for individuals with disabilities who are recipients of SSI and Medicaid, the ABLE Act sets 
some further limitations. The first $100,000 in ABLE accounts would be exempted from the 
SSI $2,000 individual resource limit. If and when an ABLE account exceeds $100,000, the 
beneficiary would be suspended from eligibility for SSI benefits and no longer receive that 
monthly income. However, the beneficiary would continue to be eligible for Medicaid. 
States would be able to recoup some expenses through Medicaid upon the death of the 

5. Which expenses are allowed by ABLE accounts?

A "qualified disability expense" means any expense related to the designated beneficiary as 
a result of living a life with disabilities. These include education, housing, transportation, 
employment training and support, assistive technology, personal support services, health 
care expenses, financial management and administrative services and other expenses 
which will be further described in regulations to be developed in 2015 by the Treasury 

6. Where do I go to open an ABLE account?

Each state is responsible for establishing and operating an ABLE program. If a state should 
choose not to establish its own program, the state may choose to contract with another 
state to still offer its eligible individuals with significant disabilities the opportunity to open 
an ABLE account.

After President Obama signs the ABLE Act, the Secretary of the Department of Treasury 
will begin to develop regulations that will guide the states in terms of a) the information 
required to be presented to open an ABLE account; b) the documentation needed to meet 
the requirements of ABLE account eligibility for a person with a disability; and c) the 
definition details of "qualified disability expenses" and the documentation that will be 
needed for tax reporting. 

No accounts can be established until the regulations are finalized following a public 
comment period on proposed rules for program implementation. States will begin to accept 
applications to establish ABLE accounts before the end of 2015.

7. Can I have more than one ABLE account?

No. The ABLE Act limits the opportunity to one ABLE account per eligible individual.

8. Will states offer options to invest the savings contributed to an ABLE account?
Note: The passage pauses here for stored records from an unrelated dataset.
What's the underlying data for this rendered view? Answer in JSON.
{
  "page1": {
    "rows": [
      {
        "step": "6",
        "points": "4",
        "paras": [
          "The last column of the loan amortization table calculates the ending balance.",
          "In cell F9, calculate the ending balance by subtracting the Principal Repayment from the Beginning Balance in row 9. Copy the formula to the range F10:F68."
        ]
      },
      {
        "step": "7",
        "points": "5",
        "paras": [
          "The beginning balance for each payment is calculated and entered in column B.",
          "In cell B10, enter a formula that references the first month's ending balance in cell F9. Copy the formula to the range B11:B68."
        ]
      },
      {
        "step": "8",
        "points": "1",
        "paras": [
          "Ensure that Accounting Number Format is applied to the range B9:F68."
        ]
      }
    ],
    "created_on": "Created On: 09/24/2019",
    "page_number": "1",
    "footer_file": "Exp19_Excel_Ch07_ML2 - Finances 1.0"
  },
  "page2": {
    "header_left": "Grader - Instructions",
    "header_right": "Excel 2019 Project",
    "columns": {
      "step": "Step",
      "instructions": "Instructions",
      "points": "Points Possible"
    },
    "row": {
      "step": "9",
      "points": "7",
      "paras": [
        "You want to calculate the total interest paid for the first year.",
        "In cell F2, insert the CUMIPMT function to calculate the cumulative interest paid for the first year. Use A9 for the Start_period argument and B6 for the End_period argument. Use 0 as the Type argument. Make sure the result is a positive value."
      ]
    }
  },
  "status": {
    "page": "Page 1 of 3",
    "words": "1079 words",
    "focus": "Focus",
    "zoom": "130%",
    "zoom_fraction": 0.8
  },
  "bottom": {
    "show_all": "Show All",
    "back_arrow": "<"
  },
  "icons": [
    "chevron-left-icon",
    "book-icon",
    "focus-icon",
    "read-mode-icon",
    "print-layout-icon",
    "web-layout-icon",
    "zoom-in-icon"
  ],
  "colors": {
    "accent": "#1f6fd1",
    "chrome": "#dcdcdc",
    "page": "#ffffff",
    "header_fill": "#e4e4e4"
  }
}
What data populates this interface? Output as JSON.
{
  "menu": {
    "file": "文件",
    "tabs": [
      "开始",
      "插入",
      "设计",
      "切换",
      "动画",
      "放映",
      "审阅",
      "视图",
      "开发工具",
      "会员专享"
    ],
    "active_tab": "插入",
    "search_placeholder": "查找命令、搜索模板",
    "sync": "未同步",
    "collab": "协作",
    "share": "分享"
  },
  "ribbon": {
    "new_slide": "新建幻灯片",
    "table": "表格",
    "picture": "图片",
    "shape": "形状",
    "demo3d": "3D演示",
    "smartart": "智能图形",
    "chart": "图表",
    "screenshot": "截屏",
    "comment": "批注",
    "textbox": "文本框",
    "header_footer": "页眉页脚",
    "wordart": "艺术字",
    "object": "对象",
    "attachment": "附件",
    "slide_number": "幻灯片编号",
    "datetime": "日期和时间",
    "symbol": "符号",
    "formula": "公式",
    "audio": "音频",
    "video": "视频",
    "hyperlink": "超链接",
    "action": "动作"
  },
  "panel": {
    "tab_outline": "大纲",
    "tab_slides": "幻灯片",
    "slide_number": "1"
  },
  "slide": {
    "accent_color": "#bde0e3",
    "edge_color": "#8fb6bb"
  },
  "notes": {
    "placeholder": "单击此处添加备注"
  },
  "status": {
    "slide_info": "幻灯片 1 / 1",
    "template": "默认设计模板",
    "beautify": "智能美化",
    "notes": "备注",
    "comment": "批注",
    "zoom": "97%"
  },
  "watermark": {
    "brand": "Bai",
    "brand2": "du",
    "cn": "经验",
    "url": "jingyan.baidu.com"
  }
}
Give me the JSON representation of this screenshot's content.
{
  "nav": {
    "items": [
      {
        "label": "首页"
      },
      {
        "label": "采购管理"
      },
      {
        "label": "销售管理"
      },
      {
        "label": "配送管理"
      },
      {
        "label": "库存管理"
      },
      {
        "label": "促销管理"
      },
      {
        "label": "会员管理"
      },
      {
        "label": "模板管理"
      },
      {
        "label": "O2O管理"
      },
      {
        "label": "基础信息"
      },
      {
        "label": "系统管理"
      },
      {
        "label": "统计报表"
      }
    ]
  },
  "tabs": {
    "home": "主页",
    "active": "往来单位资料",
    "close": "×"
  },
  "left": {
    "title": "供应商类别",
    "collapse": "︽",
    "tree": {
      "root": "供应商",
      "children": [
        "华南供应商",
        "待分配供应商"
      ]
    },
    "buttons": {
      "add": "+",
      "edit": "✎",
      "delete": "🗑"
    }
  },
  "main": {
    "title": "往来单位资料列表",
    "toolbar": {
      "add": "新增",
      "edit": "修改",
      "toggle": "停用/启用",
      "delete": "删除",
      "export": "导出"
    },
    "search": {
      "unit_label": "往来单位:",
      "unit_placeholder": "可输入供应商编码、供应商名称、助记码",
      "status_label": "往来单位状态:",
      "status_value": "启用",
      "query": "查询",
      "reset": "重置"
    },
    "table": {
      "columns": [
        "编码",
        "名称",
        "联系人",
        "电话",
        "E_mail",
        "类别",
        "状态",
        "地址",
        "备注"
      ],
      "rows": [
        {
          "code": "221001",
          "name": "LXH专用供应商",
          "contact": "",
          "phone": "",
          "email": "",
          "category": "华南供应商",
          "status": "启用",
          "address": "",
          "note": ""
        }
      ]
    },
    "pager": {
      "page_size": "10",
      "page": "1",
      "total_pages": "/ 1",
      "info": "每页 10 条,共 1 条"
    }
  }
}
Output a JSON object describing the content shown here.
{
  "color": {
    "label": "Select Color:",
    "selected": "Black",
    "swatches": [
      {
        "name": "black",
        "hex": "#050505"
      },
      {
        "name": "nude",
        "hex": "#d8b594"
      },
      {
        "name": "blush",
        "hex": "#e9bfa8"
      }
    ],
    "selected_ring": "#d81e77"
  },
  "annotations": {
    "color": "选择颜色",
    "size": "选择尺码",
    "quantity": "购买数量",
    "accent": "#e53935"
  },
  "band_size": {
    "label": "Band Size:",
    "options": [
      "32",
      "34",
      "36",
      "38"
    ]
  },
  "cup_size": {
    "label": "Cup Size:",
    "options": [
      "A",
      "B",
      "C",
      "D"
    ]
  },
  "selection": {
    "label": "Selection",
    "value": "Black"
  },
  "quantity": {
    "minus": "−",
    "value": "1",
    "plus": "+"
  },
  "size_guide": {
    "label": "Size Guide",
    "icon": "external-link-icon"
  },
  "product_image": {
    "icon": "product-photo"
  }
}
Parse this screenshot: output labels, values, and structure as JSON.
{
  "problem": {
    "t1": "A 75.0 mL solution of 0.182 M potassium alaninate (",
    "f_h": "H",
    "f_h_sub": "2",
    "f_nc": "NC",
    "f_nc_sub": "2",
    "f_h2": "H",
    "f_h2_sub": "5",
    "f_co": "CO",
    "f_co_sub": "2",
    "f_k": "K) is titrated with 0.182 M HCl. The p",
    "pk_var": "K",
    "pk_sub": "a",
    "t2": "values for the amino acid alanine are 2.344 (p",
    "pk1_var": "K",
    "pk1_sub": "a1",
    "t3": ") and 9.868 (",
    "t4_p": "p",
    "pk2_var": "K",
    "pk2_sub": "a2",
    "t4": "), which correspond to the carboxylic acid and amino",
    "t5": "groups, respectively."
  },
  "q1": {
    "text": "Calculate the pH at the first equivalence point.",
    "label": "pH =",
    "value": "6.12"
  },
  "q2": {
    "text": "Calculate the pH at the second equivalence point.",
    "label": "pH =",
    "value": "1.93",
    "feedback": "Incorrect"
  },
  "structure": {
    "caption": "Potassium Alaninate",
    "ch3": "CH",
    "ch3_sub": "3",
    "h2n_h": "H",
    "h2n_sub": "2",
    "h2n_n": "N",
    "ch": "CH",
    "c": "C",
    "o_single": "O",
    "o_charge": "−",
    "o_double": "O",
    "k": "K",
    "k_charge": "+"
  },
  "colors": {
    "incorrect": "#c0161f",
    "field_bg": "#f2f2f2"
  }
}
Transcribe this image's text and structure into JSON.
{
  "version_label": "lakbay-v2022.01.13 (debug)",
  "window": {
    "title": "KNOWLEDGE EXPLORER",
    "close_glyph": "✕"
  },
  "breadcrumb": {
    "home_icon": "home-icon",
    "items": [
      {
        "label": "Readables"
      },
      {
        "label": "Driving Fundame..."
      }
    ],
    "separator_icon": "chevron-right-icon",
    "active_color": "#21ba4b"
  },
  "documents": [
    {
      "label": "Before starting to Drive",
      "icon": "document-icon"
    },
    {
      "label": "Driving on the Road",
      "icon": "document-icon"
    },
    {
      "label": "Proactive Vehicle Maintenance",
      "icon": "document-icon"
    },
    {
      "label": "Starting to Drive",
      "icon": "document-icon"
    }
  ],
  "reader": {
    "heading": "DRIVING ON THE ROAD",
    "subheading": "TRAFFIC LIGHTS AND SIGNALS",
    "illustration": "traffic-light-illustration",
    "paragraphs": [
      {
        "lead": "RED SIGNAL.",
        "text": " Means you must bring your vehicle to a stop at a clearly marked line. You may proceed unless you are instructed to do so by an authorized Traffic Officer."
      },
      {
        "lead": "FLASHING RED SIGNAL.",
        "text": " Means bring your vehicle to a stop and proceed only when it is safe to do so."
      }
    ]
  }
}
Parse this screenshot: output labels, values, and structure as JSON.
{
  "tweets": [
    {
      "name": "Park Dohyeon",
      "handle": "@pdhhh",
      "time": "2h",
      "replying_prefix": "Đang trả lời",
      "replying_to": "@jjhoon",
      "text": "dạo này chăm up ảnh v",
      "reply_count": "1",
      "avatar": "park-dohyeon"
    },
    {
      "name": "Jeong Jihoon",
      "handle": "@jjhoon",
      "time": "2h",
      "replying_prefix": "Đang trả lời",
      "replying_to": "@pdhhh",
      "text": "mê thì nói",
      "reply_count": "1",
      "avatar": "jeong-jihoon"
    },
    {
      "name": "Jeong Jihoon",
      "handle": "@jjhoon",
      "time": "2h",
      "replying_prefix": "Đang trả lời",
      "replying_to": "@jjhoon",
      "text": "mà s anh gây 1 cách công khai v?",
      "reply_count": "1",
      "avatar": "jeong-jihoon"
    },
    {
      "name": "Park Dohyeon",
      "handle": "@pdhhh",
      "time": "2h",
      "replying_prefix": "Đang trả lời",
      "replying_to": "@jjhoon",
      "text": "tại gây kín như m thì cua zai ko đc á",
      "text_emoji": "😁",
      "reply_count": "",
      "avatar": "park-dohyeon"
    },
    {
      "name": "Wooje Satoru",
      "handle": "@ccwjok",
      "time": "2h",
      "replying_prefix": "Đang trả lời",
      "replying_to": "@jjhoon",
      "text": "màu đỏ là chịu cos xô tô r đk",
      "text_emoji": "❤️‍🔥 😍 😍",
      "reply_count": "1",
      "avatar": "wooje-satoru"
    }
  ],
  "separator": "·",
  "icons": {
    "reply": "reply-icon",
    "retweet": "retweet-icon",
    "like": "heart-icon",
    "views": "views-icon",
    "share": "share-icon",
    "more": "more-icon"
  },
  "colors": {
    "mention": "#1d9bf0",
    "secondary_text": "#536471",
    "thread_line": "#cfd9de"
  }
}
Like state 529 college savings plans, states are likely to offer qualified individuals and 
families multiple options to establish ABLE accounts with varied investment strategies. 
Each individual and family will need to project possible future needs and costs over time, 
and to assess their risk tolerance for possible future investment strategies to grow their 
savings. Account contributors or designated beneficiaries are limited, by the ABLE Act, to 
change the way their money is invested in the account up to two times per year.

9. How many eligible individuals and families might benefit from establishing an ABLE 

There are 58 million individuals with disabilities in the United States. To meet the 
definition of significant disability required by the legislation to be eligible to establish an 
ABLE account, the conservative number would be approximately 10 percent of the larger 
group, or 5.8 million individuals and families. Further analysis is needed to understand 
more fully the size of this market and more about their needs for new savings and 
investment products.

10. How is an ABLE account different than a special needs or pooled trust?

An ABLE Account will provide more choice and control for the beneficiary and family. Cost 
of establishing an account will be considerably less than either a Special Needs Trust (SNT) 
or Pooled Income Trust. With an ABLE account, account owners will have the ability to 
control their funds and, if circumstances change, still have other options available to them. 
Determining which option is the most appropriate will depend upon individual 
circumstances. For many families, the ABLE account will be a significant and viable option 
in addition to, rather than instead of, a Trust program.

Amy Patterson, Director, Down Syndrome Association of Snohomish County